:: The task ::
In the entries below, find each line with the string "games" and copy it.

※

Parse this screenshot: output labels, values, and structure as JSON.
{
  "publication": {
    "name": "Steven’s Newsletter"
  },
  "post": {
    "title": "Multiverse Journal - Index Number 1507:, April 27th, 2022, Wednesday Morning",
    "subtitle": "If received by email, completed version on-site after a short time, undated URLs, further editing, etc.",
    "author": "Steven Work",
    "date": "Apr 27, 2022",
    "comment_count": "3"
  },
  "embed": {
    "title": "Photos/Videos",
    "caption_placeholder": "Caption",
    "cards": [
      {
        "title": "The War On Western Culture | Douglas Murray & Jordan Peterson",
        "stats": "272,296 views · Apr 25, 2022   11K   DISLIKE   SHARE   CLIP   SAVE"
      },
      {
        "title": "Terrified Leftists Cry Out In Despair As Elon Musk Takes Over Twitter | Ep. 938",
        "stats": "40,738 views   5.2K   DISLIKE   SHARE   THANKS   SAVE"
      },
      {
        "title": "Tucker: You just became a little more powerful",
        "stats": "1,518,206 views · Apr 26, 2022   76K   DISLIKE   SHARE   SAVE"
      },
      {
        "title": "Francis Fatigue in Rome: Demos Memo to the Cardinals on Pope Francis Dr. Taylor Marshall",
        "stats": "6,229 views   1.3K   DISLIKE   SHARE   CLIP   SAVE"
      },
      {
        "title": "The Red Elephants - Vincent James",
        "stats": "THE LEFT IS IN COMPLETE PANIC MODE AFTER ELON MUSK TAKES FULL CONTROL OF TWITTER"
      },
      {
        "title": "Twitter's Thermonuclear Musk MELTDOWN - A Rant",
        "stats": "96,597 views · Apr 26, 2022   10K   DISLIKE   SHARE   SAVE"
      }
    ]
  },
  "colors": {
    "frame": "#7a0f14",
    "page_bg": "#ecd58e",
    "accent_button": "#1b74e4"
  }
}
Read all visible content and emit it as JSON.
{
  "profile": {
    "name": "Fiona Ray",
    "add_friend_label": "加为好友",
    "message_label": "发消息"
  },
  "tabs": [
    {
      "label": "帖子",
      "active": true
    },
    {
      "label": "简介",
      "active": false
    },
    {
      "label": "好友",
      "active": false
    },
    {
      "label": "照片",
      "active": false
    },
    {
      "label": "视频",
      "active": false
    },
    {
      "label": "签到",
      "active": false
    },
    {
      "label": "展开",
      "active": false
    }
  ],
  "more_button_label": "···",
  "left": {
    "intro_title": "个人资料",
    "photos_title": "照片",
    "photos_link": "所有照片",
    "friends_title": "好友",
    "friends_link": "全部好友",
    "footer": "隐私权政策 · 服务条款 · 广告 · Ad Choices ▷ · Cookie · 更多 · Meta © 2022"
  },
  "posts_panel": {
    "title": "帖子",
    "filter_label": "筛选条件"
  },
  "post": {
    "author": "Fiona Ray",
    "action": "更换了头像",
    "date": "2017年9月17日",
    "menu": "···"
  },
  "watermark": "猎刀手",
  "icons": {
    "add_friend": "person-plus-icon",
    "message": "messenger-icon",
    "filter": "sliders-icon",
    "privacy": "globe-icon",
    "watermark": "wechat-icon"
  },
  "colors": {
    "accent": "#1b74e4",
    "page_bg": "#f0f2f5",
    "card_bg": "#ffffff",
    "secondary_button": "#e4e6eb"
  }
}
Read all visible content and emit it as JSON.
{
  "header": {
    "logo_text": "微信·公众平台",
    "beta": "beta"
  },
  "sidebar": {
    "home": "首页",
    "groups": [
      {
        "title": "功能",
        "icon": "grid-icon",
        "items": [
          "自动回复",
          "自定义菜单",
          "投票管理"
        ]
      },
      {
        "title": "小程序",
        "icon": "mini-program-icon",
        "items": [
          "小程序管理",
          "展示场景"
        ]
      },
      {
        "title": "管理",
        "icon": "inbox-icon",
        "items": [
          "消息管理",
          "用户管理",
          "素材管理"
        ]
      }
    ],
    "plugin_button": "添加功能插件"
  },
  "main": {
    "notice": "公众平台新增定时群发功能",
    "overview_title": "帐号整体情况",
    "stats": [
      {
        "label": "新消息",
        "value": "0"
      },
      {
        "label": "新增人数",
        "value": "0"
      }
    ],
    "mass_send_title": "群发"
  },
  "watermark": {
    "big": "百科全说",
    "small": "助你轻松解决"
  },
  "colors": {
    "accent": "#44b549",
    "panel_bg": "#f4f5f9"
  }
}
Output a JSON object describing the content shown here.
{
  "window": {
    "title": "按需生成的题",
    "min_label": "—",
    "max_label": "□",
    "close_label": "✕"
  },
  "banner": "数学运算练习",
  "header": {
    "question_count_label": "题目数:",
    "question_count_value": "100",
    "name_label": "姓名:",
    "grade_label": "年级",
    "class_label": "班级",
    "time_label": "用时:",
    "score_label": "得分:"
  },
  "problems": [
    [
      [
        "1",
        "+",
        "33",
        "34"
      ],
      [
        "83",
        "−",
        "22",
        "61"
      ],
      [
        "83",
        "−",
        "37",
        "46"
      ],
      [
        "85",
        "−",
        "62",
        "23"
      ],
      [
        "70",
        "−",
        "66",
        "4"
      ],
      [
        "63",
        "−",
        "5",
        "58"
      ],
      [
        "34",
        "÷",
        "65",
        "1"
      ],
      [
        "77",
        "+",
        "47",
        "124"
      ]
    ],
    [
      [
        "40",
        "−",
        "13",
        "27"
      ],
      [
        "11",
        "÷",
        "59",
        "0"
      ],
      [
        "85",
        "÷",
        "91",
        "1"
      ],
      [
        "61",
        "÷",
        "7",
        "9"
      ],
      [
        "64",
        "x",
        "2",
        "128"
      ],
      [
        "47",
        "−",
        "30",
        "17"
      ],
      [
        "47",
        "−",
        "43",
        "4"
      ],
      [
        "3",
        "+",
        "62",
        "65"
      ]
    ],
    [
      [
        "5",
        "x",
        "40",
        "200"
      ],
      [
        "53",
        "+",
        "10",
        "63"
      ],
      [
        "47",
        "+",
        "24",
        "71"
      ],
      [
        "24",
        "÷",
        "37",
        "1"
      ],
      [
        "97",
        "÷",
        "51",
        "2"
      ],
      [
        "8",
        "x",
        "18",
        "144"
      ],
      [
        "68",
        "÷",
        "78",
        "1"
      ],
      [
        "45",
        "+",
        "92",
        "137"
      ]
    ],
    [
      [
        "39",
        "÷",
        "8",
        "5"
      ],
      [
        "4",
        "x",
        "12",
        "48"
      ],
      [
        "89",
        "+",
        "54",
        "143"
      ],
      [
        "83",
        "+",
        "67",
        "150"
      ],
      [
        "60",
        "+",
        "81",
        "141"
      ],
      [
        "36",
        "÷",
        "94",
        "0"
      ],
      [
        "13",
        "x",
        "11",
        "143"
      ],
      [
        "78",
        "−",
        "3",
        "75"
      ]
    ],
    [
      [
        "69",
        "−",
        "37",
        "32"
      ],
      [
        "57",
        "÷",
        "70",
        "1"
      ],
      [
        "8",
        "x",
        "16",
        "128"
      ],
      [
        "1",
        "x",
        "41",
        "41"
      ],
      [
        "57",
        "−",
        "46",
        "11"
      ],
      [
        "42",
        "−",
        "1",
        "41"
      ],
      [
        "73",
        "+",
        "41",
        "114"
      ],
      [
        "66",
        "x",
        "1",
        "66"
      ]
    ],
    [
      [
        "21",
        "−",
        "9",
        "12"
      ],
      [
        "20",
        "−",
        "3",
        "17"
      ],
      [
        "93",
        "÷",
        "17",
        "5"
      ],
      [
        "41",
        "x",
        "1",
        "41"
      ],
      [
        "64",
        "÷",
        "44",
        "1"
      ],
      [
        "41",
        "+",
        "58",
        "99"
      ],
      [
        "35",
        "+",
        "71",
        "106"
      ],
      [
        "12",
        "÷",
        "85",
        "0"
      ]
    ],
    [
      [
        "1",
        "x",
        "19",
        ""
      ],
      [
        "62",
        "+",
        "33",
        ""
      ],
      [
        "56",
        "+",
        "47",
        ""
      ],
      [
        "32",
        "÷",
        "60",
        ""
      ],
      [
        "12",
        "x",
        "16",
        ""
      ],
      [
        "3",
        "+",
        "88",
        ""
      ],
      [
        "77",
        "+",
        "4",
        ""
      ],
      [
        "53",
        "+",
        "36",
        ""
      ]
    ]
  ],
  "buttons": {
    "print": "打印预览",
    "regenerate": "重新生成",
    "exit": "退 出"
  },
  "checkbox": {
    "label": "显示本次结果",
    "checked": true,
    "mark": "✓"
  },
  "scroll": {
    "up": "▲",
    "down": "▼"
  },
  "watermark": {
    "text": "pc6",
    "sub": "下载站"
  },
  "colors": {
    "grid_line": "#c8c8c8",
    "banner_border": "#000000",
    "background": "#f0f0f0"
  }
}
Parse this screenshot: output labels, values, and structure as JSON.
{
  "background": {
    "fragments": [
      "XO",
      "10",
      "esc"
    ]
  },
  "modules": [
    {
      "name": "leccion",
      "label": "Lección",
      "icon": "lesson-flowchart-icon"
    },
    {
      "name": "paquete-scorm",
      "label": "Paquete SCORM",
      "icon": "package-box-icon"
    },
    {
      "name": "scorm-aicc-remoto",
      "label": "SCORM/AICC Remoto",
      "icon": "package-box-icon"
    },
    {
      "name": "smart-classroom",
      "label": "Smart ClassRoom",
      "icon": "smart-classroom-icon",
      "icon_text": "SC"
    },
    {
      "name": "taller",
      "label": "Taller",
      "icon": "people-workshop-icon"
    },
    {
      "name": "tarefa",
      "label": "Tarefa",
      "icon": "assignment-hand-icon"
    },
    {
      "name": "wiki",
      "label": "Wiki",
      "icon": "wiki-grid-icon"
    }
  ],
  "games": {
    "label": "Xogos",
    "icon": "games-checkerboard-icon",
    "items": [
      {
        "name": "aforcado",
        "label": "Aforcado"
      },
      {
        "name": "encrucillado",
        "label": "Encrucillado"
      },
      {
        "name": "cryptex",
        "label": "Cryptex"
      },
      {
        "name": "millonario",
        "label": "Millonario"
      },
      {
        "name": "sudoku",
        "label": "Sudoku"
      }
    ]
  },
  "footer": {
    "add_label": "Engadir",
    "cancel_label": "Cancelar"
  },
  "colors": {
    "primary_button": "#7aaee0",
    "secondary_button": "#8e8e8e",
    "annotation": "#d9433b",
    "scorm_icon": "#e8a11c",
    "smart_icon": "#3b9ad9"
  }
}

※

:: Answer space ::
  "games": {
    "icon": "games-checkerboard-icon",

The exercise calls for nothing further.